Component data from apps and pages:
········
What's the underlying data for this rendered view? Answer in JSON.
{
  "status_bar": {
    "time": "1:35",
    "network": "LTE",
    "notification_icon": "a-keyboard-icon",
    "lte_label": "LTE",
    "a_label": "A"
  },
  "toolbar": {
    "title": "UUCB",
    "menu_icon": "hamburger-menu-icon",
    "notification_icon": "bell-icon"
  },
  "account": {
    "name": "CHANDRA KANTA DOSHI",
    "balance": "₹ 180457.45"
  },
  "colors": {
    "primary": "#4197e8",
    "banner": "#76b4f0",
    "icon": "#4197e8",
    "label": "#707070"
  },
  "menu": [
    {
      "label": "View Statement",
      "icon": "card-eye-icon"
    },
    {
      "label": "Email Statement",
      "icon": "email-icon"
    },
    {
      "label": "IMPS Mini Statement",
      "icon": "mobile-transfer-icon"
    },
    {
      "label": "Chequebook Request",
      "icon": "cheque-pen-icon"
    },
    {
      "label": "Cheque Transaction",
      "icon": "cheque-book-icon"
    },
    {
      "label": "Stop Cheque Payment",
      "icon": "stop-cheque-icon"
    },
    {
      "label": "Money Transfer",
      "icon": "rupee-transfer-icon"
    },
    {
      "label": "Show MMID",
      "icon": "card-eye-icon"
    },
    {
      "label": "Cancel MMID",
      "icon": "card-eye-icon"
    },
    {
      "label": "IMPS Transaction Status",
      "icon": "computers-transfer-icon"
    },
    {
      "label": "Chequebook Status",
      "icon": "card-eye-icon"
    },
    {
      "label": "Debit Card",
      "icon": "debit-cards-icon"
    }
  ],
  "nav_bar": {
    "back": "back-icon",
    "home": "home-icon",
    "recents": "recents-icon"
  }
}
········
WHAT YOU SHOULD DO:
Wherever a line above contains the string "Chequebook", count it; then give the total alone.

TASK OUTPUT:
2